Task statement:
Scan the lines below for "this"; report the number of lines that contain it, and only that.
── Data supplied
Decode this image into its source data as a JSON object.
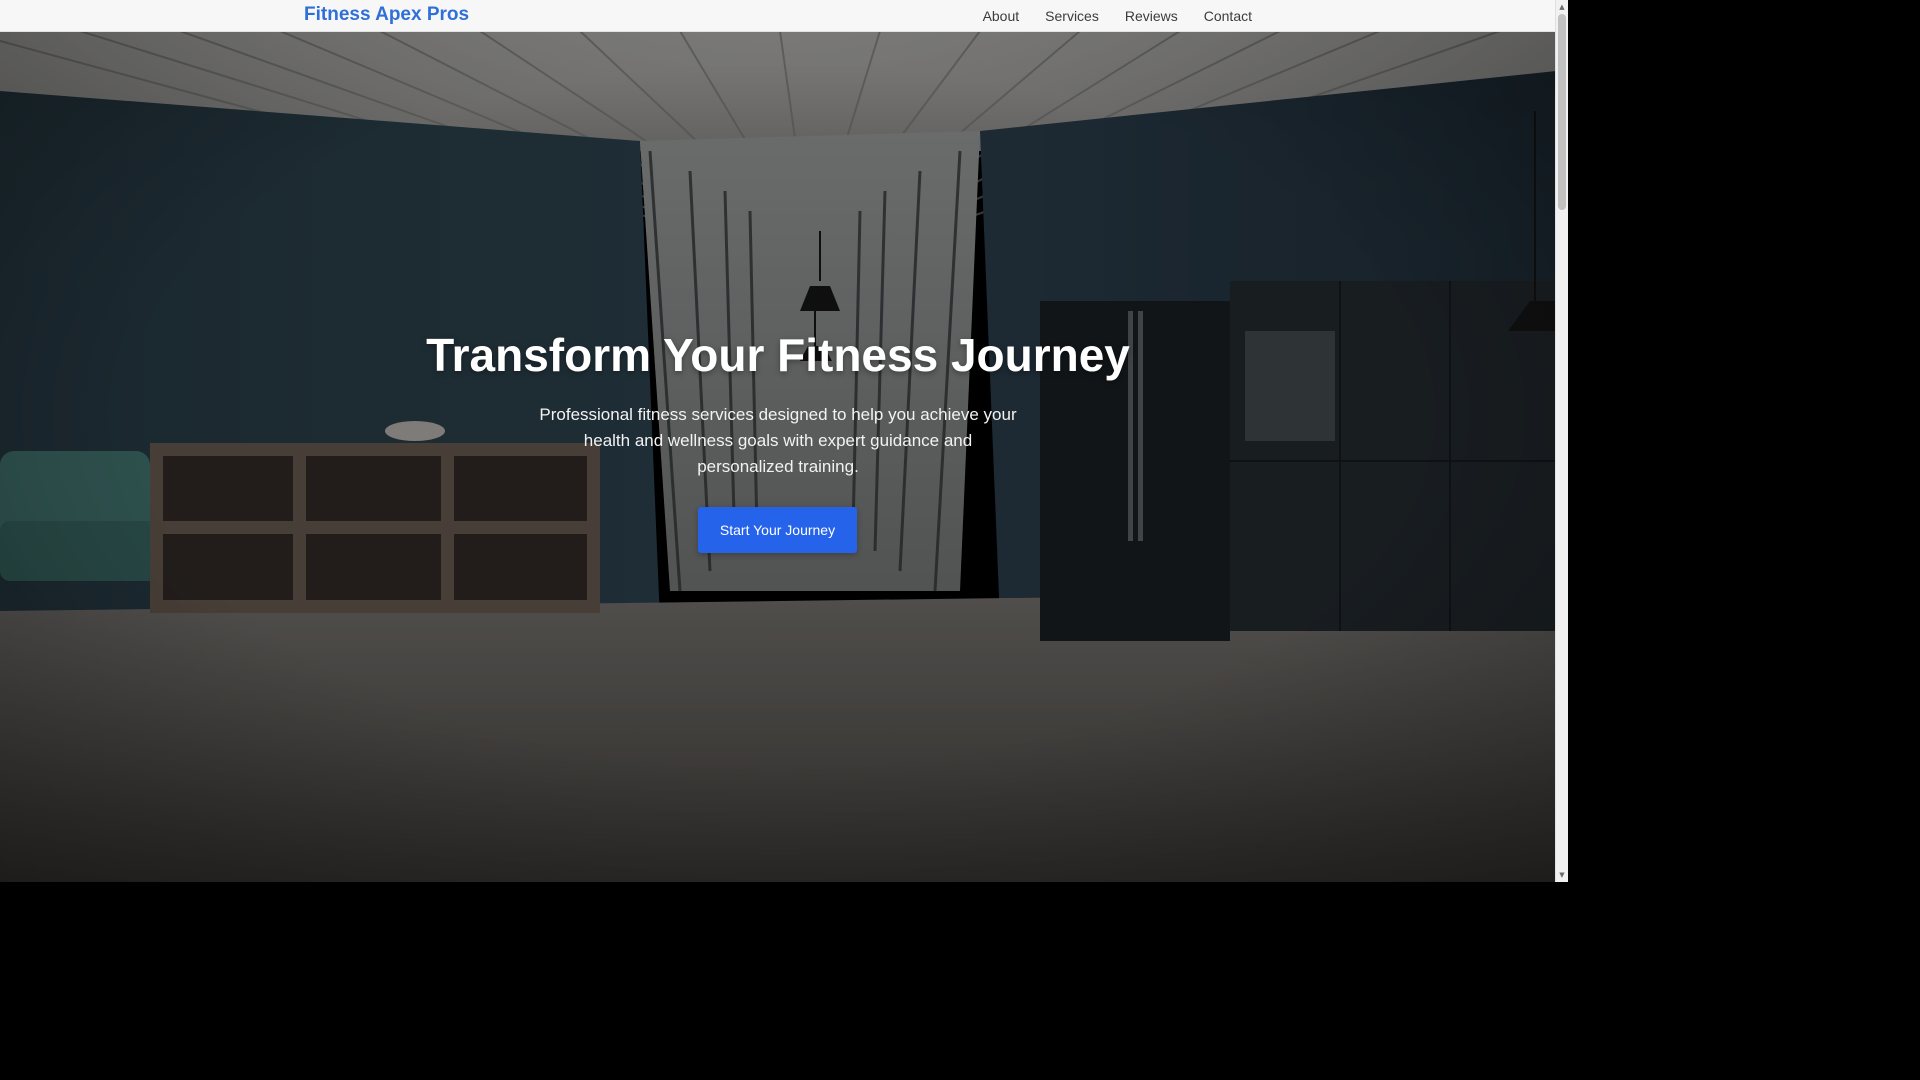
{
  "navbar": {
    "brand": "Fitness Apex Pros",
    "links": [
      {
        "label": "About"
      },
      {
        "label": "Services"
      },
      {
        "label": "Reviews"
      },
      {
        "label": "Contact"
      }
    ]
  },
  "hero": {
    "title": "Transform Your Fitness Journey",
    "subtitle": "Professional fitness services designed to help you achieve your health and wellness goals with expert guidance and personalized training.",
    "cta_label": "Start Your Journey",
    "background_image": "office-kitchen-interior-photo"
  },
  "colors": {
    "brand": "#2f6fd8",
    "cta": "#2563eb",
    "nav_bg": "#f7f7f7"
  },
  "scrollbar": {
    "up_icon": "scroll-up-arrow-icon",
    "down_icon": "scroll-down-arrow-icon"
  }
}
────
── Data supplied
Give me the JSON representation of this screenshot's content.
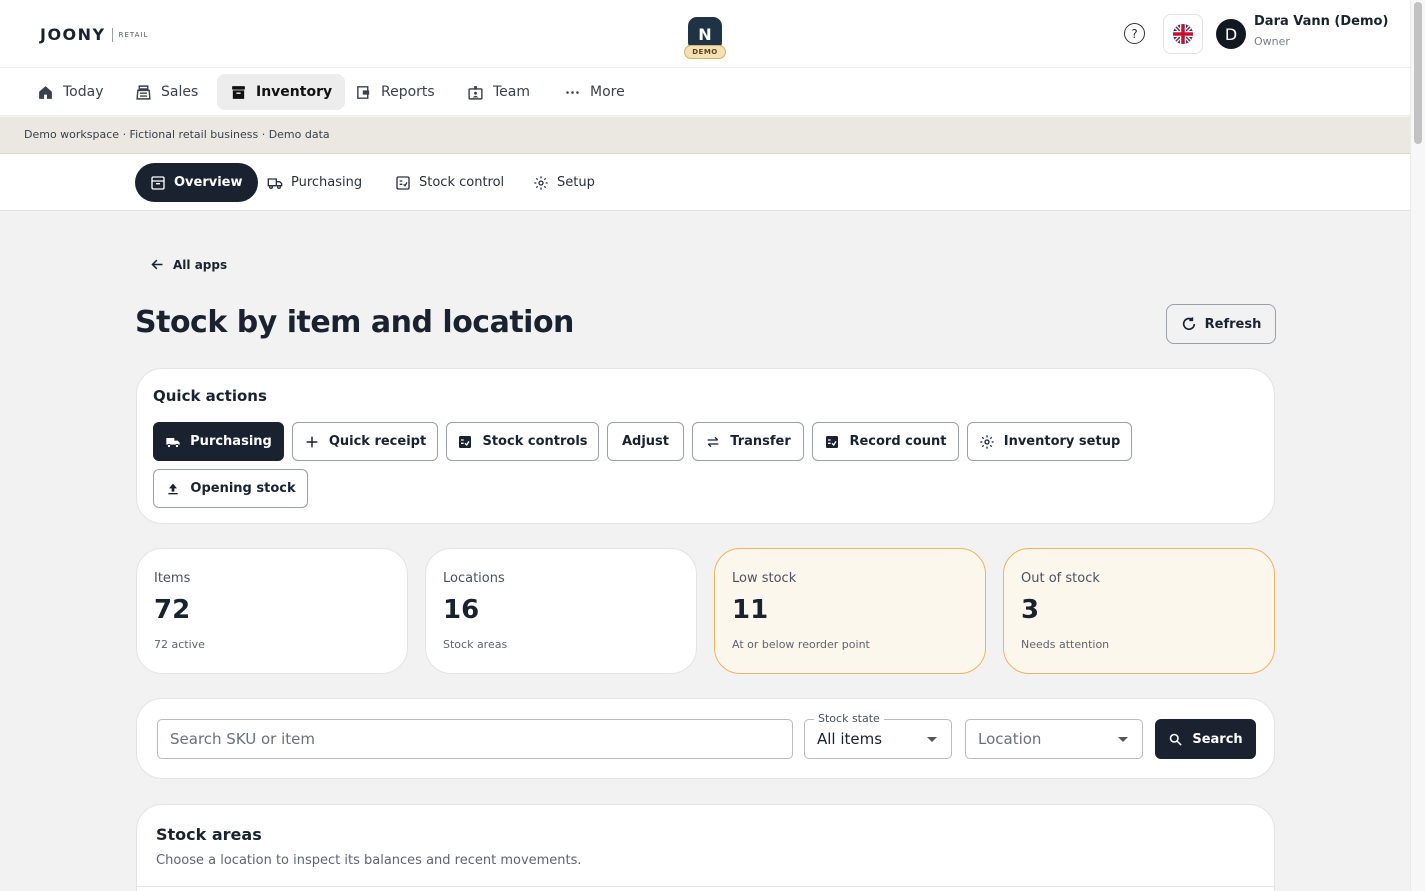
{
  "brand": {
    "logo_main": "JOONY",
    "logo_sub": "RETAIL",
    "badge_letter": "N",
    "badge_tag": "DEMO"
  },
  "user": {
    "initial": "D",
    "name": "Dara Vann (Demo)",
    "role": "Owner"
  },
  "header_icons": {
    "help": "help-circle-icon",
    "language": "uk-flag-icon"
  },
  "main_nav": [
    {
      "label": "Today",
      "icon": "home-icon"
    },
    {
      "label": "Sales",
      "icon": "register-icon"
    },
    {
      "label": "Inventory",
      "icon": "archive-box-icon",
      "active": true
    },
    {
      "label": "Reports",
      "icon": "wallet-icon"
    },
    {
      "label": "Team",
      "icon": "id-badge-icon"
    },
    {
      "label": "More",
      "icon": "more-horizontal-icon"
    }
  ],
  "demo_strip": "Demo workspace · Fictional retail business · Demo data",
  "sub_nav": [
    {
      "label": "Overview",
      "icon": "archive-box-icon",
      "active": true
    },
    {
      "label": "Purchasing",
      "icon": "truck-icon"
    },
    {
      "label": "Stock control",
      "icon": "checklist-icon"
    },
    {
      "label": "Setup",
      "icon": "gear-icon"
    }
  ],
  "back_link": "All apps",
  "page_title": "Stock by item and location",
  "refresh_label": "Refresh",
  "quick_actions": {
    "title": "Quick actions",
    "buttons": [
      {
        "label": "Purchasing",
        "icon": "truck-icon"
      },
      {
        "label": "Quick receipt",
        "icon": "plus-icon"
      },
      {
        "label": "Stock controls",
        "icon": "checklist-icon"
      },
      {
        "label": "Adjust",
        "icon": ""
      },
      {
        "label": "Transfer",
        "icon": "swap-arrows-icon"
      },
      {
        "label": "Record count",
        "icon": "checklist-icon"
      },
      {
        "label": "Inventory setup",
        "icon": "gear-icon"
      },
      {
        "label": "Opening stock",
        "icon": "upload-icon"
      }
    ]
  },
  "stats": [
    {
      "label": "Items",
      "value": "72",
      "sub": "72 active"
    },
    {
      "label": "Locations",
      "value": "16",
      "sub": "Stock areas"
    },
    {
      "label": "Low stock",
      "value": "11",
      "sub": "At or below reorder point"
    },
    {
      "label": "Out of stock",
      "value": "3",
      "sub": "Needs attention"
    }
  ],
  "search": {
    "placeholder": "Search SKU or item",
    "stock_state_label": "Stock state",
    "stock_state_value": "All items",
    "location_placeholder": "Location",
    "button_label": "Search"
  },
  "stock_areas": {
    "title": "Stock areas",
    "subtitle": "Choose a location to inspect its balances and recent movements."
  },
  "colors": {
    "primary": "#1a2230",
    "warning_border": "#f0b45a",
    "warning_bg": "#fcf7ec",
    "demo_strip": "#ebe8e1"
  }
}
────
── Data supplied
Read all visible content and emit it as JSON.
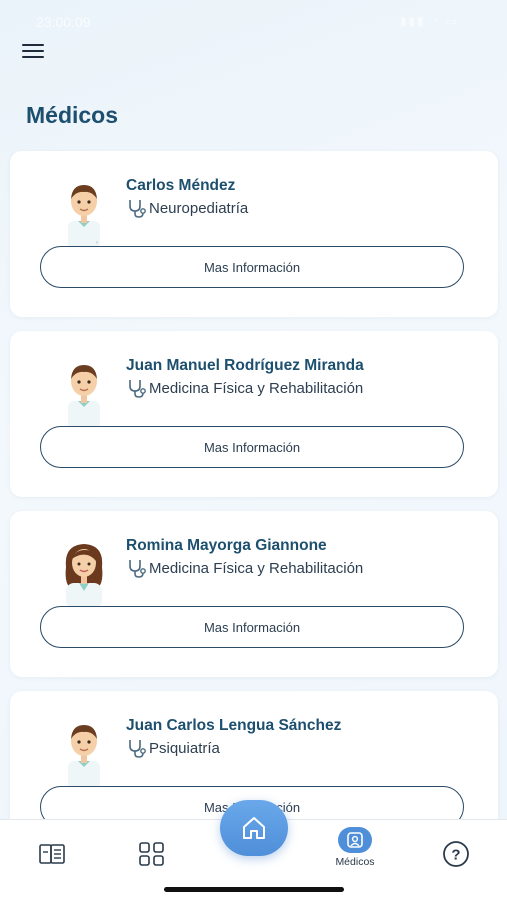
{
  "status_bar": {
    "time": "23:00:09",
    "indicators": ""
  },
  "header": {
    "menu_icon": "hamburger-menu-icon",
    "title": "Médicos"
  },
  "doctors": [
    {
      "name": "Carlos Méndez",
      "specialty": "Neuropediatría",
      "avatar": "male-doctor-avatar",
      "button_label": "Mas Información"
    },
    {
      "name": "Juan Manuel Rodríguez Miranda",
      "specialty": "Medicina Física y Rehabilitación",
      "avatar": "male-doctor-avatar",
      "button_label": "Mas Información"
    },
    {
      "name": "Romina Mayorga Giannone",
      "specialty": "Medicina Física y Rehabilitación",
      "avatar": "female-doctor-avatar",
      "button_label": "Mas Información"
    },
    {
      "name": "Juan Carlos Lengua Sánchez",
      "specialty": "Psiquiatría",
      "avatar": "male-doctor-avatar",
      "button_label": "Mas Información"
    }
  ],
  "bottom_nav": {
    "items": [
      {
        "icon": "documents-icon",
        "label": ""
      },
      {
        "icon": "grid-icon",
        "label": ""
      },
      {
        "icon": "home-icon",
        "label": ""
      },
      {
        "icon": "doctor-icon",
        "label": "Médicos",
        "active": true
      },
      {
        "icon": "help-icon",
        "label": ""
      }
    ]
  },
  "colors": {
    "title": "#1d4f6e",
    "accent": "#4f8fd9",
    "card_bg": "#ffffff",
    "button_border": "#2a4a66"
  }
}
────
Result:
2